Ryzodeg 70/30 is a mixture of a long-acting insulin analog (insulin degludec) and a rapid-acting human insulin analog (insulin aspart). Ryzodeg 70/30 is administered SC once or twice daily with any main meal. Clinical trials have shown that “treatment with Ryzodeg 70/30 provided reductions in HbA1C equivalent to reductions achieved with other, previously approved long-acting or pre-mixed insulin.”2

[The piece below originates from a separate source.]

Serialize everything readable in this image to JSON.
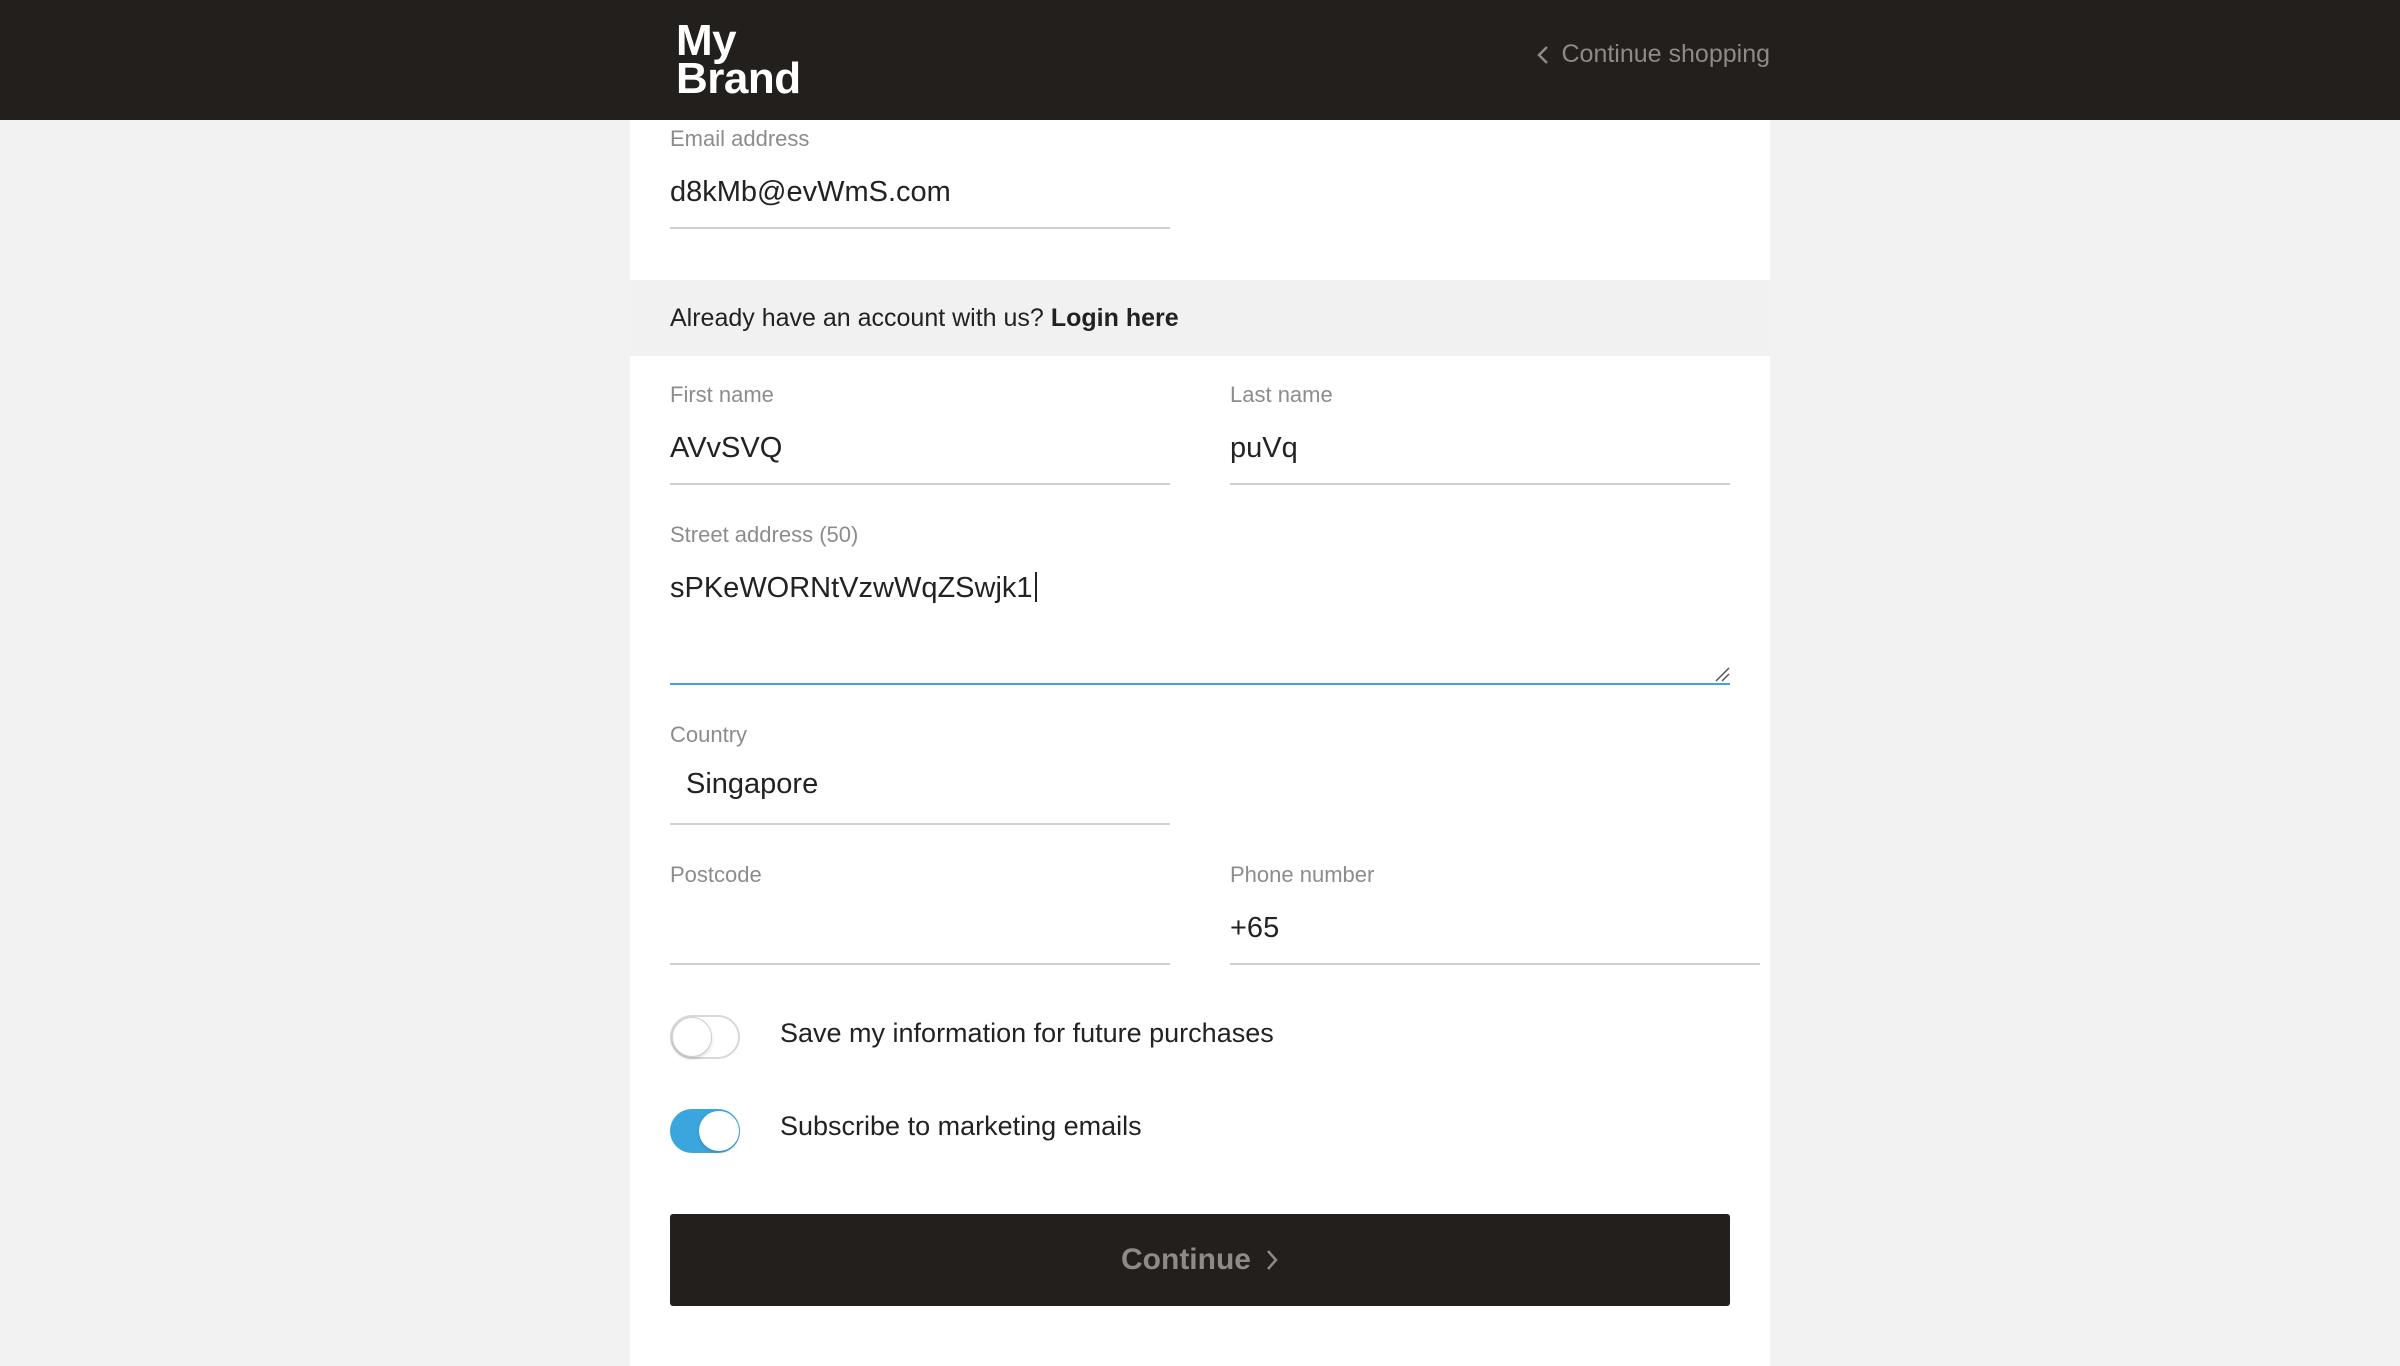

Blood glucose monitoring is recommended with all insulin use. Modifications of doses should be done cautiously and only under medical supervision due to risk of hypoglycemia and adverse effects. The most common adverse reactions seen in clinical trials for Tresiba and Ryzodeg 70/30 were “hypoglycemia, allergic reactions, injection site reactions, pitting at the injection site (lipodystrophy), itching, rash, edema, and weight gain.”2 Moreover, according to the FDA, Tresiba and Ryzodeg 70/30 should not be used in patients with diabetic ketoacidosis.

Practice Pearls:

  • Both Tresiba and Ryzodeg 70/30 provide reductions in HbA1C equivalent to reductions achieved with other previously approved long-acting or pre-mixed insulin.
  • Tresiba is dosed once daily SC at any time of day and Ryzodeg 70/30 is dosed once or twice daily SC with any main meal.
  • Tresiba and Ryzodeg 70/30 is still in Phase 3 clinical trials for cardiovascular outcomes.

Novo Nordisk A/S. A Trial Comparing Cardiovascular Safety of Insulin Degludec Versus Insulin Glargine in Subjects with Type 2 Diabetes at High Risk of Cardiovascular Events (FDA News Release: FDA approves two new drug treatments for diabetes mellitus. U.S. Food and Drug Administration, 25 Sep 2015. Web. 29 Sep 2015 <http://www.fda.gov/NewsEvents/Newsroom/PressAnnouncements/ucm464321.htm>